Other Breeds With Merle Coat Pattern
Aside from Poodles, there are many other breeds that have the merle coat pattern. Like a patchwork quilt, each breed has its own unique design. Merle Australian Shepherds and Bernedoodles have striking black patches on white backgrounds.
Chihuahuas and Corgis can also be seen sporting spots of various colors in different sizes across their coats. English Bulldogs may feature cryptic merles while French Bulldogs flaunt browns and tans in distinct shapes throughout theirs – an eye-catching sight! Mastiffs too come with various shades of gray marbled over them, as do Pit Bulls whose blueish hues create a mesmerizing look.
Recognizing Purebred Poodles: Eye Color in Poodles
Recognizing purebred poodles can be tricky, but one way to tell is through their eye color. Poodles can have black, blue, brown, amber, or green eyes. Poodle breeding standards are very exacting, with a variety of coat colors including patches, dots, spots, and dashes.
All true Poodles have thick fur coats due to a particular gene known as the curly gene.
The Merle inheritance of this breed has been contested over fears about maintaining its purity while protecting the well-being of these pooches. However, genetic testing reveals that other coloring genes may mask the merle pattern in dogs like Chihuahuas or Corgis.
Therefore, it is important for those looking into adopting a posh poodle to research beforehand.
Eye color genetics also play an important role in identifying purebreds. Black & tan, brown & tan, or even rarer shades such as green or amber eyes usually signify they belong within this line if combined with appropriate skin tones on the body too.
As responsible pet owners, we must ensure proper ethics when breeding our beloved pets.
Frequently Asked Questions (FAQs)
Are merle poodles a recognized breed by the AKC?
No, the AKC does not recognize merle Poodles as an official breed. They are registered and bred true to type, but their unique coat colors do not meet the standards set by the American Kennel Club
Are there any other breeds that carry the merle gene?
Yes, there are other breeds that carry the merle gene, including Australian Shepherds, Bernedoodles, Chihuahuas, Corgis, and English Bulldogs, among others. Double merles have two Merle parents and are at risk for birth defects such as deafness or blindness.

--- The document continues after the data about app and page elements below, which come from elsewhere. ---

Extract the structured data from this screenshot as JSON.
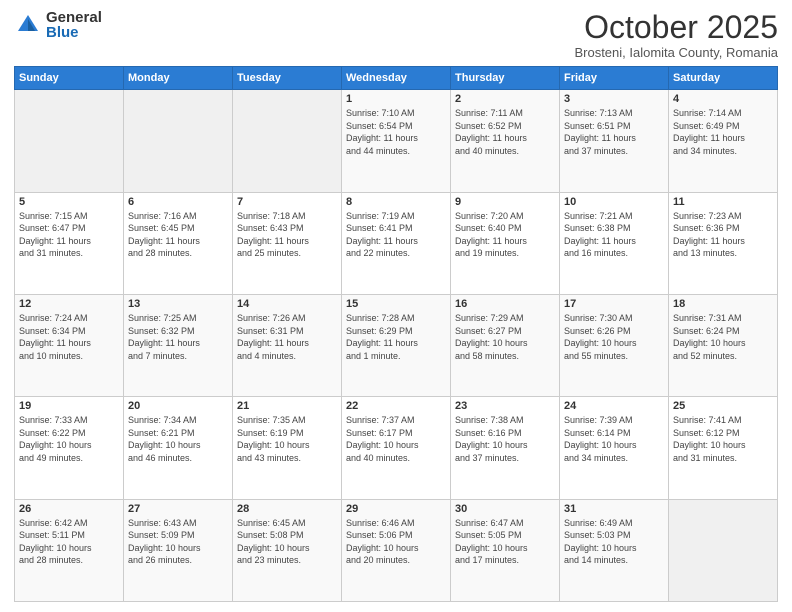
{
  "header": {
    "logo_general": "General",
    "logo_blue": "Blue",
    "month_title": "October 2025",
    "subtitle": "Brosteni, Ialomita County, Romania"
  },
  "weekdays": [
    "Sunday",
    "Monday",
    "Tuesday",
    "Wednesday",
    "Thursday",
    "Friday",
    "Saturday"
  ],
  "weeks": [
    [
      {
        "day": "",
        "info": ""
      },
      {
        "day": "",
        "info": ""
      },
      {
        "day": "",
        "info": ""
      },
      {
        "day": "1",
        "info": "Sunrise: 7:10 AM\nSunset: 6:54 PM\nDaylight: 11 hours\nand 44 minutes."
      },
      {
        "day": "2",
        "info": "Sunrise: 7:11 AM\nSunset: 6:52 PM\nDaylight: 11 hours\nand 40 minutes."
      },
      {
        "day": "3",
        "info": "Sunrise: 7:13 AM\nSunset: 6:51 PM\nDaylight: 11 hours\nand 37 minutes."
      },
      {
        "day": "4",
        "info": "Sunrise: 7:14 AM\nSunset: 6:49 PM\nDaylight: 11 hours\nand 34 minutes."
      }
    ],
    [
      {
        "day": "5",
        "info": "Sunrise: 7:15 AM\nSunset: 6:47 PM\nDaylight: 11 hours\nand 31 minutes."
      },
      {
        "day": "6",
        "info": "Sunrise: 7:16 AM\nSunset: 6:45 PM\nDaylight: 11 hours\nand 28 minutes."
      },
      {
        "day": "7",
        "info": "Sunrise: 7:18 AM\nSunset: 6:43 PM\nDaylight: 11 hours\nand 25 minutes."
      },
      {
        "day": "8",
        "info": "Sunrise: 7:19 AM\nSunset: 6:41 PM\nDaylight: 11 hours\nand 22 minutes."
      },
      {
        "day": "9",
        "info": "Sunrise: 7:20 AM\nSunset: 6:40 PM\nDaylight: 11 hours\nand 19 minutes."
      },
      {
        "day": "10",
        "info": "Sunrise: 7:21 AM\nSunset: 6:38 PM\nDaylight: 11 hours\nand 16 minutes."
      },
      {
        "day": "11",
        "info": "Sunrise: 7:23 AM\nSunset: 6:36 PM\nDaylight: 11 hours\nand 13 minutes."
      }
    ],
    [
      {
        "day": "12",
        "info": "Sunrise: 7:24 AM\nSunset: 6:34 PM\nDaylight: 11 hours\nand 10 minutes."
      },
      {
        "day": "13",
        "info": "Sunrise: 7:25 AM\nSunset: 6:32 PM\nDaylight: 11 hours\nand 7 minutes."
      },
      {
        "day": "14",
        "info": "Sunrise: 7:26 AM\nSunset: 6:31 PM\nDaylight: 11 hours\nand 4 minutes."
      },
      {
        "day": "15",
        "info": "Sunrise: 7:28 AM\nSunset: 6:29 PM\nDaylight: 11 hours\nand 1 minute."
      },
      {
        "day": "16",
        "info": "Sunrise: 7:29 AM\nSunset: 6:27 PM\nDaylight: 10 hours\nand 58 minutes."
      },
      {
        "day": "17",
        "info": "Sunrise: 7:30 AM\nSunset: 6:26 PM\nDaylight: 10 hours\nand 55 minutes."
      },
      {
        "day": "18",
        "info": "Sunrise: 7:31 AM\nSunset: 6:24 PM\nDaylight: 10 hours\nand 52 minutes."
      }
    ],
    [
      {
        "day": "19",
        "info": "Sunrise: 7:33 AM\nSunset: 6:22 PM\nDaylight: 10 hours\nand 49 minutes."
      },
      {
        "day": "20",
        "info": "Sunrise: 7:34 AM\nSunset: 6:21 PM\nDaylight: 10 hours\nand 46 minutes."
      },
      {
        "day": "21",
        "info": "Sunrise: 7:35 AM\nSunset: 6:19 PM\nDaylight: 10 hours\nand 43 minutes."
      },
      {
        "day": "22",
        "info": "Sunrise: 7:37 AM\nSunset: 6:17 PM\nDaylight: 10 hours\nand 40 minutes."
      },
      {
        "day": "23",
        "info": "Sunrise: 7:38 AM\nSunset: 6:16 PM\nDaylight: 10 hours\nand 37 minutes."
      },
      {
        "day": "24",
        "info": "Sunrise: 7:39 AM\nSunset: 6:14 PM\nDaylight: 10 hours\nand 34 minutes."
      },
      {
        "day": "25",
        "info": "Sunrise: 7:41 AM\nSunset: 6:12 PM\nDaylight: 10 hours\nand 31 minutes."
      }
    ],
    [
      {
        "day": "26",
        "info": "Sunrise: 6:42 AM\nSunset: 5:11 PM\nDaylight: 10 hours\nand 28 minutes."
      },
      {
        "day": "27",
        "info": "Sunrise: 6:43 AM\nSunset: 5:09 PM\nDaylight: 10 hours\nand 26 minutes."
      },
      {
        "day": "28",
        "info": "Sunrise: 6:45 AM\nSunset: 5:08 PM\nDaylight: 10 hours\nand 23 minutes."
      },
      {
        "day": "29",
        "info": "Sunrise: 6:46 AM\nSunset: 5:06 PM\nDaylight: 10 hours\nand 20 minutes."
      },
      {
        "day": "30",
        "info": "Sunrise: 6:47 AM\nSunset: 5:05 PM\nDaylight: 10 hours\nand 17 minutes."
      },
      {
        "day": "31",
        "info": "Sunrise: 6:49 AM\nSunset: 5:03 PM\nDaylight: 10 hours\nand 14 minutes."
      },
      {
        "day": "",
        "info": ""
      }
    ]
  ]
}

How can I tell if a poodle is a purebred?
To determine if a poodle is purebred, look for certain characteristics such as color and size. Ask the breeder to provide documentation of their lineage, and check with an AKC-approved registry to verify registration information.
Inquire about any health tests that have been done on the dog’s parents or grandparents.
What is the cost of owning a merle poodle?
Owning a merle poodle can be expensive, costing up to $15, The AKC does not accept this breed in the poodle category, and breeding carries risks due to the Merle gene.
Is breeding two merle parents together discouraged?
Breeding two merle parents together is strongly discouraged due to the risk of health issues and birth defects in puppies. The Merle gene can be difficult to identify and poses a potential danger if both parents carry it.
In conclusion, Merle Poodles are a unique coat pattern, but they are not natural and are not accepted by the AKC. They come with a high cost and carry the risk of health problems if not bred properly. Breeding Merle Poodles can be controversial, but breeders should focus on healthy and well-tempered Poodles instead of creating drama over a color gene.
Other breeds, such as Australian Shepherds, Bernedoodles, Chihuahuas, Corgis, and more, may also have Merle coat patterns. Recognizing purebred Poodles is also important, and eye color should be taken into consideration.
All in all, Merle Poodles are certainly a unique and interesting breed